Top of DATA TO USE
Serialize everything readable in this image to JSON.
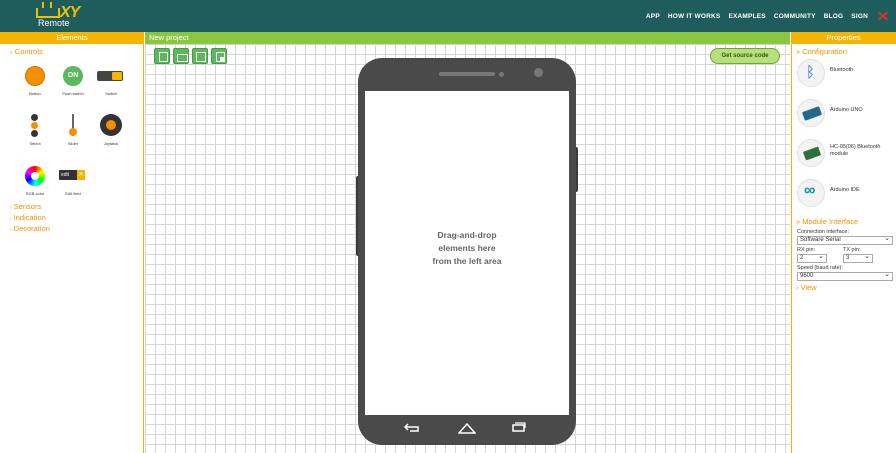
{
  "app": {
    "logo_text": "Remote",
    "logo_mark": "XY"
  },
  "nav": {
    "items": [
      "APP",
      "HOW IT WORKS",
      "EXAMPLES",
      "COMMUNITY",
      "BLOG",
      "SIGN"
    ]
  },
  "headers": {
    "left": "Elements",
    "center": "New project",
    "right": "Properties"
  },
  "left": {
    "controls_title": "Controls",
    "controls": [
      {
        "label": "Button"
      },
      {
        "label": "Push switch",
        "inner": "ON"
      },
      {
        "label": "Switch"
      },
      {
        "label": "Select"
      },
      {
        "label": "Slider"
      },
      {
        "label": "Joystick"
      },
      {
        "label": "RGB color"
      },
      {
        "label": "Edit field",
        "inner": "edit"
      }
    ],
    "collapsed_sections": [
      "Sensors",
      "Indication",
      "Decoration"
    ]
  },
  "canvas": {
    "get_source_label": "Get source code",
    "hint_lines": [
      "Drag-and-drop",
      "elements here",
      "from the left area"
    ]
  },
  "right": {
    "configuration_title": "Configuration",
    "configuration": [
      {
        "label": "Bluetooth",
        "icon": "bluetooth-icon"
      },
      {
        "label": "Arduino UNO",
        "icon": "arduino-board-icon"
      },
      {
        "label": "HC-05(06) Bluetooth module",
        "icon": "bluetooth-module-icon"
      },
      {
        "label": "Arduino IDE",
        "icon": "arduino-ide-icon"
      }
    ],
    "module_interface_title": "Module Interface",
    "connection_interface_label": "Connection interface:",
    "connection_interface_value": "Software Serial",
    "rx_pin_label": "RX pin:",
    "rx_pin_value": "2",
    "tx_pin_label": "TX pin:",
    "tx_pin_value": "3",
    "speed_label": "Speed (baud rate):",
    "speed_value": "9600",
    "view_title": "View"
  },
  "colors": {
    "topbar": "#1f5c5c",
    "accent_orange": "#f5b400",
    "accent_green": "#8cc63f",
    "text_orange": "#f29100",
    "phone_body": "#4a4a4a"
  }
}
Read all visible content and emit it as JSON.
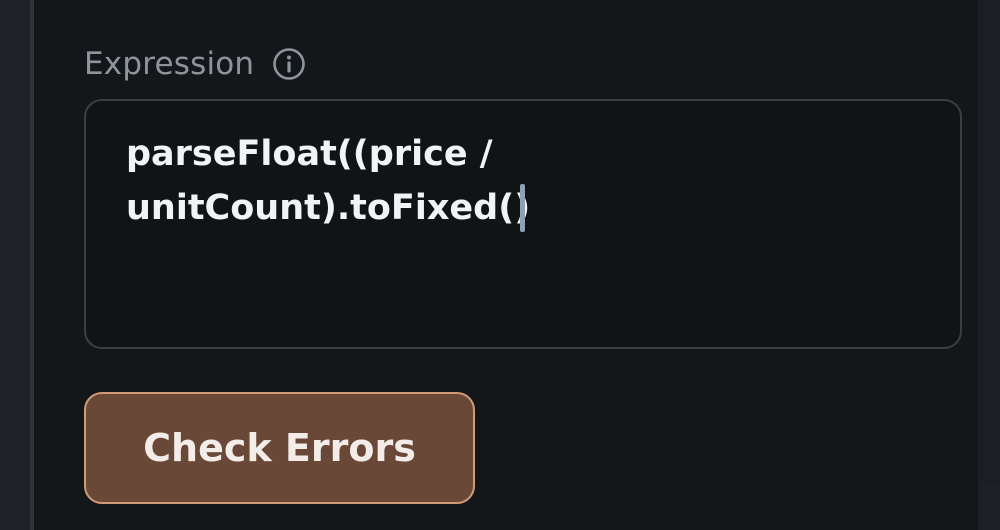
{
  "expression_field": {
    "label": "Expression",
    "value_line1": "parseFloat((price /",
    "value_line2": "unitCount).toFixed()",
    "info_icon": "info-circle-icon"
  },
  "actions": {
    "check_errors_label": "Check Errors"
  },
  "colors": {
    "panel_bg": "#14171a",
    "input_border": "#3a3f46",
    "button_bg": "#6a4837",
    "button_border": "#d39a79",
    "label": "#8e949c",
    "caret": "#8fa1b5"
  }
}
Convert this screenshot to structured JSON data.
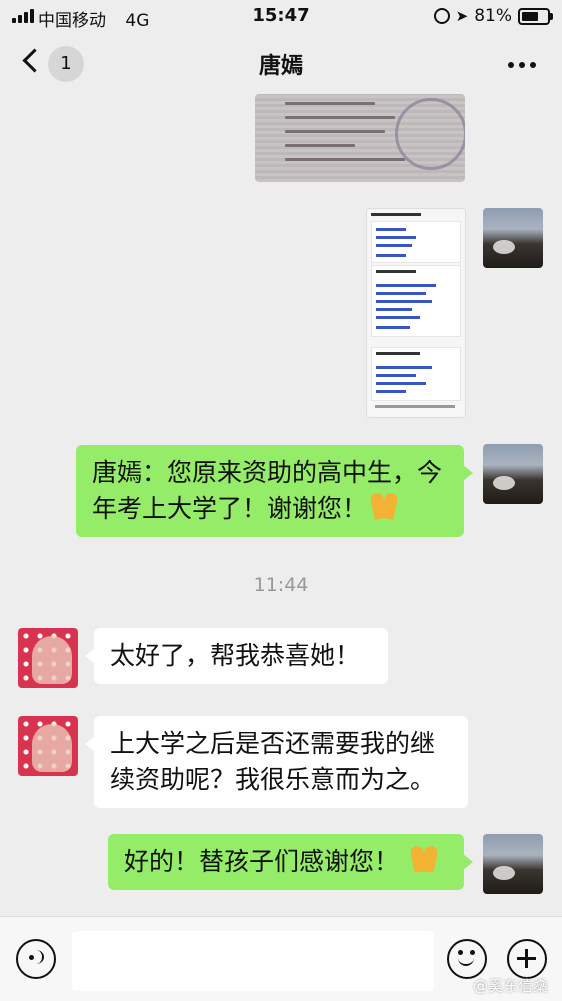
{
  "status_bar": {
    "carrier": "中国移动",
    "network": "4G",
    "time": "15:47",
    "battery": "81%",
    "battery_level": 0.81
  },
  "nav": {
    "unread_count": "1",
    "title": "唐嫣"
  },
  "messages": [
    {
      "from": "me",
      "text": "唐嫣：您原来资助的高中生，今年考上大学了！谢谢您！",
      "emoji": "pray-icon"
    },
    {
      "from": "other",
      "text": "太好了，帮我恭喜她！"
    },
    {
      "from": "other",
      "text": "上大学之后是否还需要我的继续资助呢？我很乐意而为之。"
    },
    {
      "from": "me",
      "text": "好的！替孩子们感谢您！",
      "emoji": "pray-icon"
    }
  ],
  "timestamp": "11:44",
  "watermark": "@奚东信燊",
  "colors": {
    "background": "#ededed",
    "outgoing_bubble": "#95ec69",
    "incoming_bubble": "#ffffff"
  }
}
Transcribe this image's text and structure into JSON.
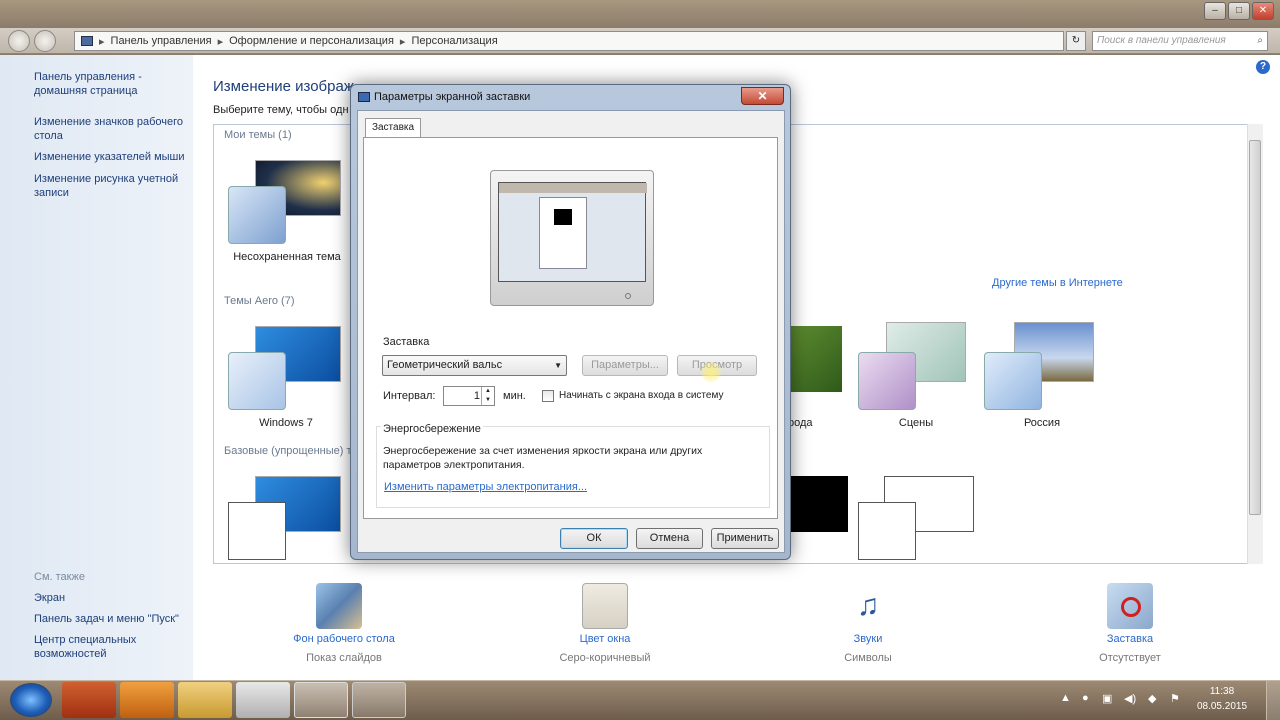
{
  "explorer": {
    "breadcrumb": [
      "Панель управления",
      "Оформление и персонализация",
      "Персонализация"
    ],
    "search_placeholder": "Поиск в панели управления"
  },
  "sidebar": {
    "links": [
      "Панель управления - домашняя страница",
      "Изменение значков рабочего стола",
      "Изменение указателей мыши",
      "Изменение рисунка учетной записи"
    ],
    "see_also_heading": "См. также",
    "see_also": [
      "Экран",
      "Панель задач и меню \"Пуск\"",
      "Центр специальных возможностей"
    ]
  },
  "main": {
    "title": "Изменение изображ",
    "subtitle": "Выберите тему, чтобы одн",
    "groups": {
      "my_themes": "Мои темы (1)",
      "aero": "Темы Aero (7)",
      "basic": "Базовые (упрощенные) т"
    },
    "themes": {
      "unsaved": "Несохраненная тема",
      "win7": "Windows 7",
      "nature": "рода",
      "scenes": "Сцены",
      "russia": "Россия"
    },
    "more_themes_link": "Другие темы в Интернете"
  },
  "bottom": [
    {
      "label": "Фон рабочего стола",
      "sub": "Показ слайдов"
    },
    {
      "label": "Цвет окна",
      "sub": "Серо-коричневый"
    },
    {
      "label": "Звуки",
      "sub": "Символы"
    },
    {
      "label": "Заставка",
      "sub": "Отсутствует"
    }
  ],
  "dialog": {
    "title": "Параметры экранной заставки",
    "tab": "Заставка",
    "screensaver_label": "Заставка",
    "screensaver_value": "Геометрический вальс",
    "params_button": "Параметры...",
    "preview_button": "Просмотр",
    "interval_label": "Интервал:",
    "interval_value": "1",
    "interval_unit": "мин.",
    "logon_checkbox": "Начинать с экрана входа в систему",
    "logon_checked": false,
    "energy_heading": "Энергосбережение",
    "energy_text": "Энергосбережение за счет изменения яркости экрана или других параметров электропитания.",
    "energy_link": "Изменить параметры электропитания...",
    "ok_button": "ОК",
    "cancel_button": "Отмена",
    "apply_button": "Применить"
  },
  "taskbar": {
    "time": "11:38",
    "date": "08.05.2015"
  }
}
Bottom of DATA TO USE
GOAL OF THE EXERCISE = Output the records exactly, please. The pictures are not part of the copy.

RESPONSE TO THE TASK =
Serialize everything readable in this image to JSON.
{
  "app": {
    "logo_text": "Remote",
    "logo_mark": "XY"
  },
  "nav": {
    "items": [
      "APP",
      "HOW IT WORKS",
      "EXAMPLES",
      "COMMUNITY",
      "BLOG",
      "SIGN"
    ]
  },
  "headers": {
    "left": "Elements",
    "center": "New project",
    "right": "Properties"
  },
  "left": {
    "controls_title": "Controls",
    "controls": [
      {
        "label": "Button"
      },
      {
        "label": "Push switch",
        "inner": "ON"
      },
      {
        "label": "Switch"
      },
      {
        "label": "Select"
      },
      {
        "label": "Slider"
      },
      {
        "label": "Joystick"
      },
      {
        "label": "RGB color"
      },
      {
        "label": "Edit field",
        "inner": "edit"
      }
    ],
    "collapsed_sections": [
      "Sensors",
      "Indication",
      "Decoration"
    ]
  },
  "canvas": {
    "get_source_label": "Get source code",
    "hint_lines": [
      "Drag-and-drop",
      "elements here",
      "from the left area"
    ]
  },
  "right": {
    "configuration_title": "Configuration",
    "configuration": [
      {
        "label": "Bluetooth",
        "icon": "bluetooth-icon"
      },
      {
        "label": "Arduino UNO",
        "icon": "arduino-board-icon"
      },
      {
        "label": "HC-05(06) Bluetooth module",
        "icon": "bluetooth-module-icon"
      },
      {
        "label": "Arduino IDE",
        "icon": "arduino-ide-icon"
      }
    ],
    "module_interface_title": "Module Interface",
    "connection_interface_label": "Connection interface:",
    "connection_interface_value": "Software Serial",
    "rx_pin_label": "RX pin:",
    "rx_pin_value": "2",
    "tx_pin_label": "TX pin:",
    "tx_pin_value": "3",
    "speed_label": "Speed (baud rate):",
    "speed_value": "9600",
    "view_title": "View"
  },
  "colors": {
    "topbar": "#1f5c5c",
    "accent_orange": "#f5b400",
    "accent_green": "#8cc63f",
    "text_orange": "#f29100",
    "phone_body": "#4a4a4a"
  }
}
Read all visible content and emit it as JSON.
{
  "expression_field": {
    "label": "Expression",
    "value_line1": "parseFloat((price /",
    "value_line2": "unitCount).toFixed()",
    "info_icon": "info-circle-icon"
  },
  "actions": {
    "check_errors_label": "Check Errors"
  },
  "colors": {
    "panel_bg": "#14171a",
    "input_border": "#3a3f46",
    "button_bg": "#6a4837",
    "button_border": "#d39a79",
    "label": "#8e949c",
    "caret": "#8fa1b5"
  }
}
Convert this screenshot to structured JSON data.
{
  "status_bar": {
    "carrier": "中国移动",
    "network": "4G",
    "time": "15:47",
    "battery": "81%",
    "battery_level": 0.81
  },
  "nav": {
    "unread_count": "1",
    "title": "唐嫣"
  },
  "messages": [
    {
      "from": "me",
      "text": "唐嫣：您原来资助的高中生，今年考上大学了！谢谢您！",
      "emoji": "pray-icon"
    },
    {
      "from": "other",
      "text": "太好了，帮我恭喜她！"
    },
    {
      "from": "other",
      "text": "上大学之后是否还需要我的继续资助呢？我很乐意而为之。"
    },
    {
      "from": "me",
      "text": "好的！替孩子们感谢您！",
      "emoji": "pray-icon"
    }
  ],
  "timestamp": "11:44",
  "watermark": "@奚东信燊",
  "colors": {
    "background": "#ededed",
    "outgoing_bubble": "#95ec69",
    "incoming_bubble": "#ffffff"
  }
}
Transcribe this image's text and structure into JSON.
{
  "explorer": {
    "breadcrumb": [
      "Панель управления",
      "Оформление и персонализация",
      "Персонализация"
    ],
    "search_placeholder": "Поиск в панели управления"
  },
  "sidebar": {
    "links": [
      "Панель управления - домашняя страница",
      "Изменение значков рабочего стола",
      "Изменение указателей мыши",
      "Изменение рисунка учетной записи"
    ],
    "see_also_heading": "См. также",
    "see_also": [
      "Экран",
      "Панель задач и меню \"Пуск\"",
      "Центр специальных возможностей"
    ]
  },
  "main": {
    "title": "Изменение изображ",
    "subtitle": "Выберите тему, чтобы одн",
    "groups": {
      "my_themes": "Мои темы (1)",
      "aero": "Темы Aero (7)",
      "basic": "Базовые (упрощенные) т"
    },
    "themes": {
      "unsaved": "Несохраненная тема",
      "win7": "Windows 7",
      "nature": "рода",
      "scenes": "Сцены",
      "russia": "Россия"
    },
    "more_themes_link": "Другие темы в Интернете"
  },
  "bottom": [
    {
      "label": "Фон рабочего стола",
      "sub": "Показ слайдов"
    },
    {
      "label": "Цвет окна",
      "sub": "Серо-коричневый"
    },
    {
      "label": "Звуки",
      "sub": "Символы"
    },
    {
      "label": "Заставка",
      "sub": "Отсутствует"
    }
  ],
  "dialog": {
    "title": "Параметры экранной заставки",
    "tab": "Заставка",
    "screensaver_label": "Заставка",
    "screensaver_value": "Геометрический вальс",
    "params_button": "Параметры...",
    "preview_button": "Просмотр",
    "interval_label": "Интервал:",
    "interval_value": "1",
    "interval_unit": "мин.",
    "logon_checkbox": "Начинать с экрана входа в систему",
    "logon_checked": false,
    "energy_heading": "Энергосбережение",
    "energy_text": "Энергосбережение за счет изменения яркости экрана или других параметров электропитания.",
    "energy_link": "Изменить параметры электропитания...",
    "ok_button": "ОК",
    "cancel_button": "Отмена",
    "apply_button": "Применить"
  },
  "taskbar": {
    "time": "11:38",
    "date": "08.05.2015"
  }
}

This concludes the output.